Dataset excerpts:
-- Opening Marker --

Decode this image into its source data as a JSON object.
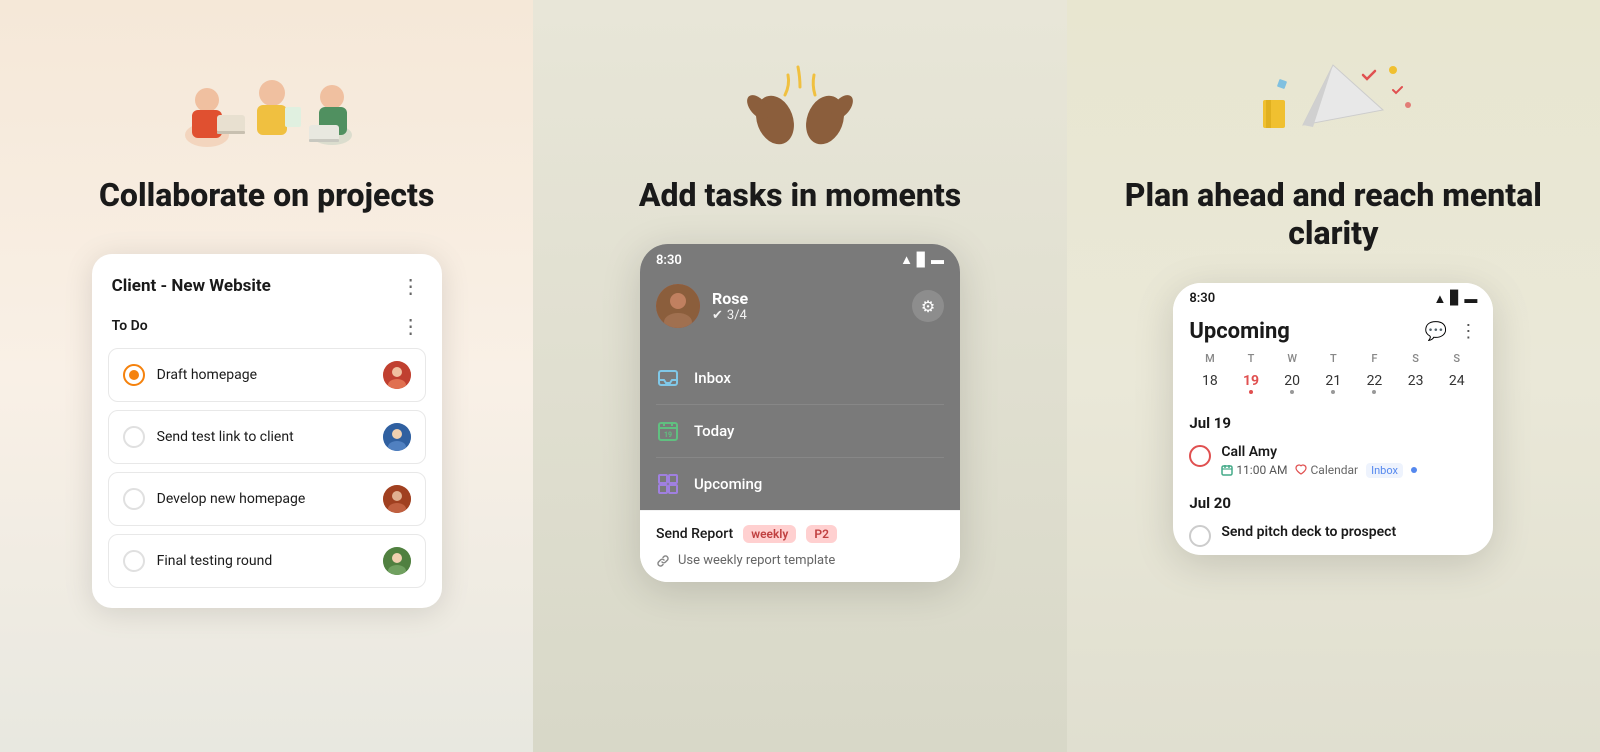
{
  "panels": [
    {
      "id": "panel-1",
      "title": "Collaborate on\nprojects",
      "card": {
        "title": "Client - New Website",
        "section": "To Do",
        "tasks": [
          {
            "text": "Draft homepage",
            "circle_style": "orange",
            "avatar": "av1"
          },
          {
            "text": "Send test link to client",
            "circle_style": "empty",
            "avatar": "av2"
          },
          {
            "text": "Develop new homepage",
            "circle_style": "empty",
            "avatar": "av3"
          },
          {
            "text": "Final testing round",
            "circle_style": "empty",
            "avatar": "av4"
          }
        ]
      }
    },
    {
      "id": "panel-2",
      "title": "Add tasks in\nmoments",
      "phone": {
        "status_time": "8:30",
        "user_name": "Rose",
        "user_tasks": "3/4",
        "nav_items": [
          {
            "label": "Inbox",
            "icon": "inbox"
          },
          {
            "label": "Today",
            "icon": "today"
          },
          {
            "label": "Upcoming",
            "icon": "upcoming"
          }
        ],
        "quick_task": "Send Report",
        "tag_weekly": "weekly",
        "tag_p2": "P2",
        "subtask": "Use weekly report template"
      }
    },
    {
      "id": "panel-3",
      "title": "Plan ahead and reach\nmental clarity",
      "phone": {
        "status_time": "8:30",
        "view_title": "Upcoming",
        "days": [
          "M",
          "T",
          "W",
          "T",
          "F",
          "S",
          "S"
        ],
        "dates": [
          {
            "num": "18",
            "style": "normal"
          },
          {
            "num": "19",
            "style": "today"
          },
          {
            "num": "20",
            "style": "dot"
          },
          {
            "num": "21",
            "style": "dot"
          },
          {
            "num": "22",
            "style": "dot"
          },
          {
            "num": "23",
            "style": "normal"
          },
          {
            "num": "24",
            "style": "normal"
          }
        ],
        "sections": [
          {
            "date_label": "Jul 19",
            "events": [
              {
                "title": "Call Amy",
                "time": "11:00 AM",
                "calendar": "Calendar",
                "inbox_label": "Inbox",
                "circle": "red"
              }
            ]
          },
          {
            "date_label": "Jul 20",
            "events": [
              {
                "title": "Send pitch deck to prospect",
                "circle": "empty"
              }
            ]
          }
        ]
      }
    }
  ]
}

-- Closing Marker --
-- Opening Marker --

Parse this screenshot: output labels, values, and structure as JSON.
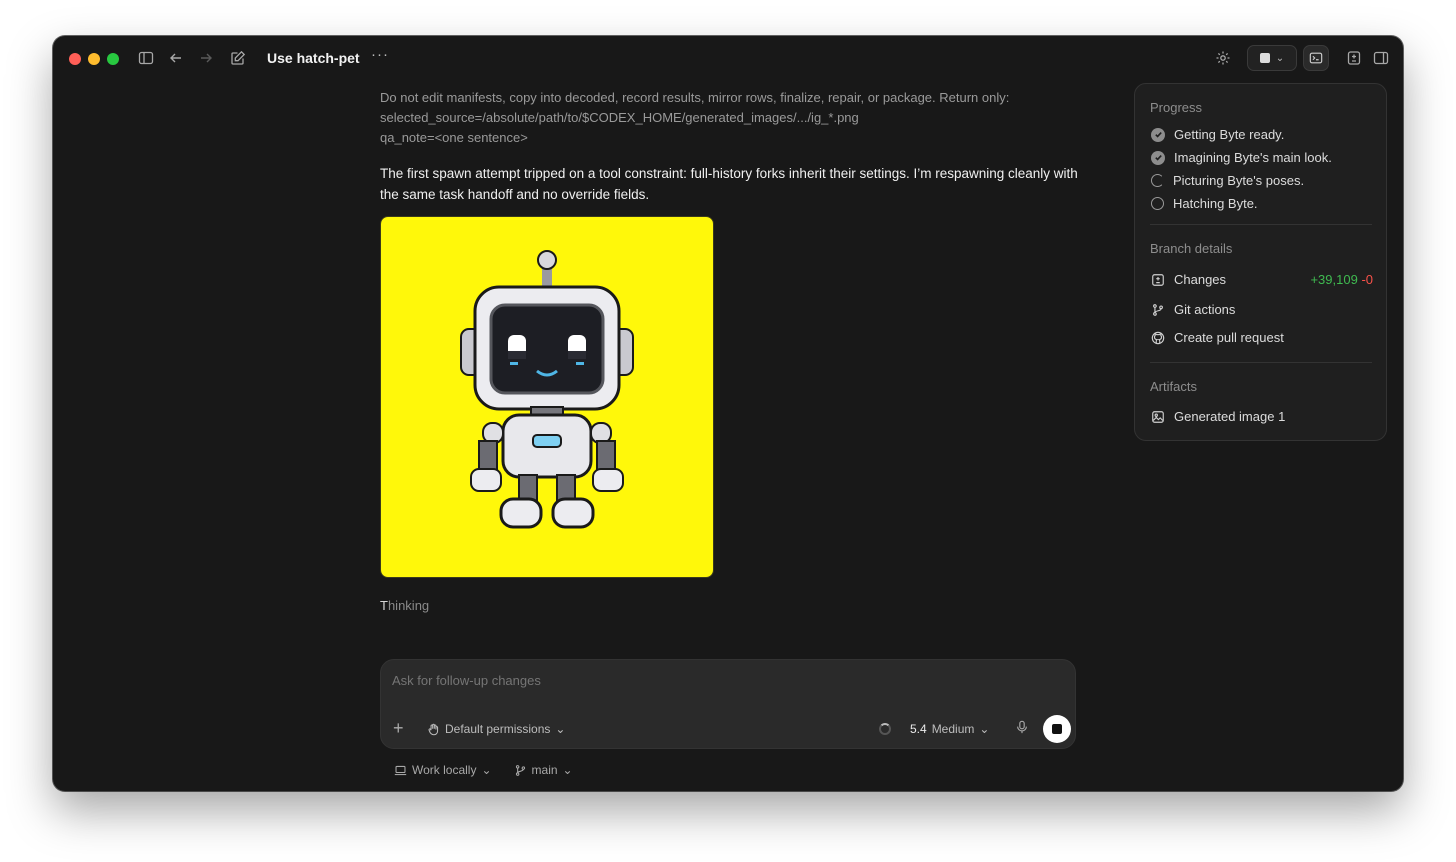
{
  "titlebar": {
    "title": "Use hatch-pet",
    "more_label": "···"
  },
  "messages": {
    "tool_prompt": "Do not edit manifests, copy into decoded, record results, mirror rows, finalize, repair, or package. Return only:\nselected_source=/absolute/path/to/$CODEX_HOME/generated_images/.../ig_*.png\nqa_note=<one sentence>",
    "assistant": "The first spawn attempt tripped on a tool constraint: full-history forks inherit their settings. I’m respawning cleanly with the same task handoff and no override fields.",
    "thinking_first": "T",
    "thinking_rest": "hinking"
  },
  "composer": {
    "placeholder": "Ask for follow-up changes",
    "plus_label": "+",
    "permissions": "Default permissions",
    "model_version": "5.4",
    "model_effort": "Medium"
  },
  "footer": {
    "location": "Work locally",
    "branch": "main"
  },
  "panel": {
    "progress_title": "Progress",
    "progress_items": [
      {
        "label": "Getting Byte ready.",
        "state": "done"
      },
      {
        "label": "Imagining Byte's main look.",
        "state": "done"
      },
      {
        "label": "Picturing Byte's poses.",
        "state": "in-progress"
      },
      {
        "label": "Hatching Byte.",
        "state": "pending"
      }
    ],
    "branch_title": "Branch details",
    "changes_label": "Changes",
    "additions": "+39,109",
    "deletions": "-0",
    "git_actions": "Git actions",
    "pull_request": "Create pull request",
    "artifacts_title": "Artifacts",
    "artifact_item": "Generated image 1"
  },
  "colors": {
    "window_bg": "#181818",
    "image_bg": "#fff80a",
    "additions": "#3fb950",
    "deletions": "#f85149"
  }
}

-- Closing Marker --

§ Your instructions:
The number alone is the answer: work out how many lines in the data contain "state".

§ Exercise response:
4